Inline Coding in CONNECT platform

As we discussed here, the core idea of CONNECT platform is that main logical flow of backend code is asynchronous. However, not all levels of the logic are necessarily asynchronous, so you would need to easily mix the asynchronous graphs of CONNECT with traditional synchronous code.

Fortunately, CONNECT platform is based on NodeJS, and you can easily integrate Javascript code pieces into the platform. There are two main ways to do that:

  1. Inline Codes: value and expression nodes already parse Javascript expressions. You can even write functions with zero or one arguments and write arbitrary amount of code easily right in the middle of a graph.
  2. Packages: for much more elaborate codes, like submodules, you can easily create Javascript modules, add a little bit of extra metadata that turns your module into a CONNECT package, and push it to some remote git repository. Then you can install it as a package on the “packages” section of your CONNECT project easily. You can even publish the packages to NPM and allow fellow CONNECT users to utilize your modules.

You can read on how to create CONNECT packages here. However, here we are going to cover how can you do inline code pieces on the platform.

Inline Codes Using Expressions

So this is how you would create an expression that gets a number and multiplies it by two:

fig. 1, how to add a usual expression

Now imagine if you wanted to get a list of numbers and multiply it by two, and for some reason you did not want to use Javascript’s filter, then you would do something like this:

fig. 2, doing inline code in an expression

Basically, when the object described in an expression or value is a function with zero arguments, the node will call the function and output its return value. In the context of this function, you also have access to all the inputs as they are named, as you can see in figure 2, that you can easily access a in the function’s body.

In the function’s context, you also have access to these other objects:

  • console which you can use for doing console logs and what not.
  • require function, which you can use to require any module you might need.
  • error function, which you can utilize to indicate an error has occurred. You can either pass it an error message (a string) or an Error object.
  • context : context is a shared object that is created for each request. All nodes that are invoked while processing that request can have access to it, read from it and write to it. For example, you can use context.req to access the express request object.

If you want to do a little bit of asynchronous logic in your code as well, then you can uses a function with one argument instead of zero:

For example, this code in an expression will run a node on path /something on items of a list.
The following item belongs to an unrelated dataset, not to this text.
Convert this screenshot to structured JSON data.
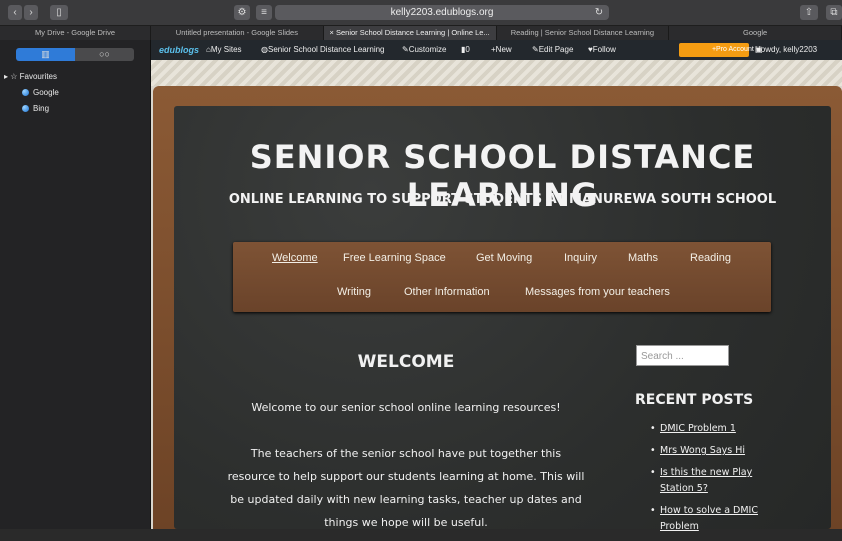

The done object is a function that you can call when you are done, and the data you pass to it would be the output of the expression. You can also call it without any arguments, and the output of the expression would be undefined .

Fun note: the is actually the way you would invoke a node from within Javascript, regardless of it being native itself (written in Javascript) or a graph created visually.

Whats Next?

Check out the rest of the guides maybe? ;)